▶ **TASK DIRECTIONS**
Give the entries again, exactly as they stand.

▶ **SUPPLIED MATERIAL**
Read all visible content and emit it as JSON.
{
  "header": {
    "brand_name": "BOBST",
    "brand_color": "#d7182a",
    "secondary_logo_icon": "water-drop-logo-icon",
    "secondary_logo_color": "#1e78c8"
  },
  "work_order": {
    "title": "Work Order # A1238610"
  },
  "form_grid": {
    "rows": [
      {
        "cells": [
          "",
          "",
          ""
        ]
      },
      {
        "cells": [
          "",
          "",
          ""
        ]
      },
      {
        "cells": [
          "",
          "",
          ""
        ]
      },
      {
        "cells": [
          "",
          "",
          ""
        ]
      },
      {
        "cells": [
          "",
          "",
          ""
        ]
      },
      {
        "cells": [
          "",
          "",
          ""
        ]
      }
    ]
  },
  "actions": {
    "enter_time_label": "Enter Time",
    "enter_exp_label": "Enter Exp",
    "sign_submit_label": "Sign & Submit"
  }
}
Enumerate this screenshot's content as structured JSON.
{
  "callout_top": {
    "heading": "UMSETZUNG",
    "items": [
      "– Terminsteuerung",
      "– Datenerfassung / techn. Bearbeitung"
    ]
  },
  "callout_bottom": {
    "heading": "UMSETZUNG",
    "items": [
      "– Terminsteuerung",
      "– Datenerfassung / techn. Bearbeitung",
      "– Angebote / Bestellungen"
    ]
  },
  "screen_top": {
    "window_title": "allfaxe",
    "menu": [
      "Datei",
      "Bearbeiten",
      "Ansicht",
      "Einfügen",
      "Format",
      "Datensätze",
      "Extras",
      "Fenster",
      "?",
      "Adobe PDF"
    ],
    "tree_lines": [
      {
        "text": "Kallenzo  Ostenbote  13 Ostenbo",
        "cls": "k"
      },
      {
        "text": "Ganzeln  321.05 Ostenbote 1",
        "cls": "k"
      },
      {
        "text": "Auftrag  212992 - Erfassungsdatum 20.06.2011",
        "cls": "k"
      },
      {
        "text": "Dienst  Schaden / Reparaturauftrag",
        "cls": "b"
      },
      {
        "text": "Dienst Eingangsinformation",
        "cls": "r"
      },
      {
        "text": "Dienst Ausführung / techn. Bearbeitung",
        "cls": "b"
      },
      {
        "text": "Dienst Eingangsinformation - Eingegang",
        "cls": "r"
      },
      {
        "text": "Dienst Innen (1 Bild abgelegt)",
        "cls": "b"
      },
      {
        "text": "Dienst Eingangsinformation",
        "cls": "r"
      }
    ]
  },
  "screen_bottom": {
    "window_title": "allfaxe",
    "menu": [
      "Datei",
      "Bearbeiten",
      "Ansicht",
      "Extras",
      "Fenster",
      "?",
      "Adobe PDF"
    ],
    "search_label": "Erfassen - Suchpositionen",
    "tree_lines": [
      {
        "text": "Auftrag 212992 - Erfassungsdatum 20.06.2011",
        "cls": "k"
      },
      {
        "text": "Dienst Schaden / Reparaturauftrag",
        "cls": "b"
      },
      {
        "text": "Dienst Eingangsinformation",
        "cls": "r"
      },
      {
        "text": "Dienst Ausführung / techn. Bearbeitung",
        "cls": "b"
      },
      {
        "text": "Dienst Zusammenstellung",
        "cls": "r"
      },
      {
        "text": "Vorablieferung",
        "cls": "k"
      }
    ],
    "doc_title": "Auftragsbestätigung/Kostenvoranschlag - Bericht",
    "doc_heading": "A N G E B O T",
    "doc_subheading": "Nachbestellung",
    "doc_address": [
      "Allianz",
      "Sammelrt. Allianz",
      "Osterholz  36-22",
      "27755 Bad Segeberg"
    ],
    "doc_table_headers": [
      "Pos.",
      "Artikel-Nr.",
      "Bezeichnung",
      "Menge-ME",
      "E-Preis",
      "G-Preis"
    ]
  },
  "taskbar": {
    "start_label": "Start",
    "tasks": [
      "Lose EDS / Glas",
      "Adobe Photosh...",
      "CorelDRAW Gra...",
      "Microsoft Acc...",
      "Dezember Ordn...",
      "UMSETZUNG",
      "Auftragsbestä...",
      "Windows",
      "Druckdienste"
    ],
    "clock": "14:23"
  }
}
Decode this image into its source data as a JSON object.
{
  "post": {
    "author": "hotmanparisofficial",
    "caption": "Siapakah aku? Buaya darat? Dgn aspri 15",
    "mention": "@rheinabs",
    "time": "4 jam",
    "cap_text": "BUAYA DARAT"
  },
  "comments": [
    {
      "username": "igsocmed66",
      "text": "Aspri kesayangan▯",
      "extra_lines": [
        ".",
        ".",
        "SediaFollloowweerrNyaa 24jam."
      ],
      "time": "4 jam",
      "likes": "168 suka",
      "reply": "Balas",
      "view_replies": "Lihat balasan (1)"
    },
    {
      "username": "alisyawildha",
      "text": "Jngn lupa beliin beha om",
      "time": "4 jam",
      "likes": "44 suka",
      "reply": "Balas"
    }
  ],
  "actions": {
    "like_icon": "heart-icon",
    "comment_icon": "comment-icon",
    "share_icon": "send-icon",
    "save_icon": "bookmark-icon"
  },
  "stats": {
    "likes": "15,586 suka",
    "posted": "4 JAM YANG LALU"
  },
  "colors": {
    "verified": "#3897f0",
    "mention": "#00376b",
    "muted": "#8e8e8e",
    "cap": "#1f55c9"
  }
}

▶ **EXERCISE OUTPUT**
Read all visible content and emit it as JSON.
{
  "header": {
    "brand_name": "BOBST",
    "brand_color": "#d7182a",
    "secondary_logo_icon": "water-drop-logo-icon",
    "secondary_logo_color": "#1e78c8"
  },
  "work_order": {
    "title": "Work Order # A1238610"
  },
  "form_grid": {
    "rows": [
      {
        "cells": [
          "",
          "",
          ""
        ]
      },
      {
        "cells": [
          "",
          "",
          ""
        ]
      },
      {
        "cells": [
          "",
          "",
          ""
        ]
      },
      {
        "cells": [
          "",
          "",
          ""
        ]
      },
      {
        "cells": [
          "",
          "",
          ""
        ]
      },
      {
        "cells": [
          "",
          "",
          ""
        ]
      }
    ]
  },
  "actions": {
    "enter_time_label": "Enter Time",
    "enter_exp_label": "Enter Exp",
    "sign_submit_label": "Sign & Submit"
  }
}
Enumerate this screenshot's content as structured JSON.
{
  "callout_top": {
    "heading": "UMSETZUNG",
    "items": [
      "– Terminsteuerung",
      "– Datenerfassung / techn. Bearbeitung"
    ]
  },
  "callout_bottom": {
    "heading": "UMSETZUNG",
    "items": [
      "– Terminsteuerung",
      "– Datenerfassung / techn. Bearbeitung",
      "– Angebote / Bestellungen"
    ]
  },
  "screen_top": {
    "window_title": "allfaxe",
    "menu": [
      "Datei",
      "Bearbeiten",
      "Ansicht",
      "Einfügen",
      "Format",
      "Datensätze",
      "Extras",
      "Fenster",
      "?",
      "Adobe PDF"
    ],
    "tree_lines": [
      {
        "text": "Kallenzo  Ostenbote  13 Ostenbo",
        "cls": "k"
      },
      {
        "text": "Ganzeln  321.05 Ostenbote 1",
        "cls": "k"
      },
      {
        "text": "Auftrag  212992 - Erfassungsdatum 20.06.2011",
        "cls": "k"
      },
      {
        "text": "Dienst  Schaden / Reparaturauftrag",
        "cls": "b"
      },
      {
        "text": "Dienst Eingangsinformation",
        "cls": "r"
      },
      {
        "text": "Dienst Ausführung / techn. Bearbeitung",
        "cls": "b"
      },
      {
        "text": "Dienst Eingangsinformation - Eingegang",
        "cls": "r"
      },
      {
        "text": "Dienst Innen (1 Bild abgelegt)",
        "cls": "b"
      },
      {
        "text": "Dienst Eingangsinformation",
        "cls": "r"
      }
    ]
  },
  "screen_bottom": {
    "window_title": "allfaxe",
    "menu": [
      "Datei",
      "Bearbeiten",
      "Ansicht",
      "Extras",
      "Fenster",
      "?",
      "Adobe PDF"
    ],
    "search_label": "Erfassen - Suchpositionen",
    "tree_lines": [
      {
        "text": "Auftrag 212992 - Erfassungsdatum 20.06.2011",
        "cls": "k"
      },
      {
        "text": "Dienst Schaden / Reparaturauftrag",
        "cls": "b"
      },
      {
        "text": "Dienst Eingangsinformation",
        "cls": "r"
      },
      {
        "text": "Dienst Ausführung / techn. Bearbeitung",
        "cls": "b"
      },
      {
        "text": "Dienst Zusammenstellung",
        "cls": "r"
      },
      {
        "text": "Vorablieferung",
        "cls": "k"
      }
    ],
    "doc_title": "Auftragsbestätigung/Kostenvoranschlag - Bericht",
    "doc_heading": "A N G E B O T",
    "doc_subheading": "Nachbestellung",
    "doc_address": [
      "Allianz",
      "Sammelrt. Allianz",
      "Osterholz  36-22",
      "27755 Bad Segeberg"
    ],
    "doc_table_headers": [
      "Pos.",
      "Artikel-Nr.",
      "Bezeichnung",
      "Menge-ME",
      "E-Preis",
      "G-Preis"
    ]
  },
  "taskbar": {
    "start_label": "Start",
    "tasks": [
      "Lose EDS / Glas",
      "Adobe Photosh...",
      "CorelDRAW Gra...",
      "Microsoft Acc...",
      "Dezember Ordn...",
      "UMSETZUNG",
      "Auftragsbestä...",
      "Windows",
      "Druckdienste"
    ],
    "clock": "14:23"
  }
}
Decode this image into its source data as a JSON object.
{
  "post": {
    "author": "hotmanparisofficial",
    "caption": "Siapakah aku? Buaya darat? Dgn aspri 15",
    "mention": "@rheinabs",
    "time": "4 jam",
    "cap_text": "BUAYA DARAT"
  },
  "comments": [
    {
      "username": "igsocmed66",
      "text": "Aspri kesayangan▯",
      "extra_lines": [
        ".",
        ".",
        "SediaFollloowweerrNyaa 24jam."
      ],
      "time": "4 jam",
      "likes": "168 suka",
      "reply": "Balas",
      "view_replies": "Lihat balasan (1)"
    },
    {
      "username": "alisyawildha",
      "text": "Jngn lupa beliin beha om",
      "time": "4 jam",
      "likes": "44 suka",
      "reply": "Balas"
    }
  ],
  "actions": {
    "like_icon": "heart-icon",
    "comment_icon": "comment-icon",
    "share_icon": "send-icon",
    "save_icon": "bookmark-icon"
  },
  "stats": {
    "likes": "15,586 suka",
    "posted": "4 JAM YANG LALU"
  },
  "colors": {
    "verified": "#3897f0",
    "mention": "#00376b",
    "muted": "#8e8e8e",
    "cap": "#1f55c9"
  }
}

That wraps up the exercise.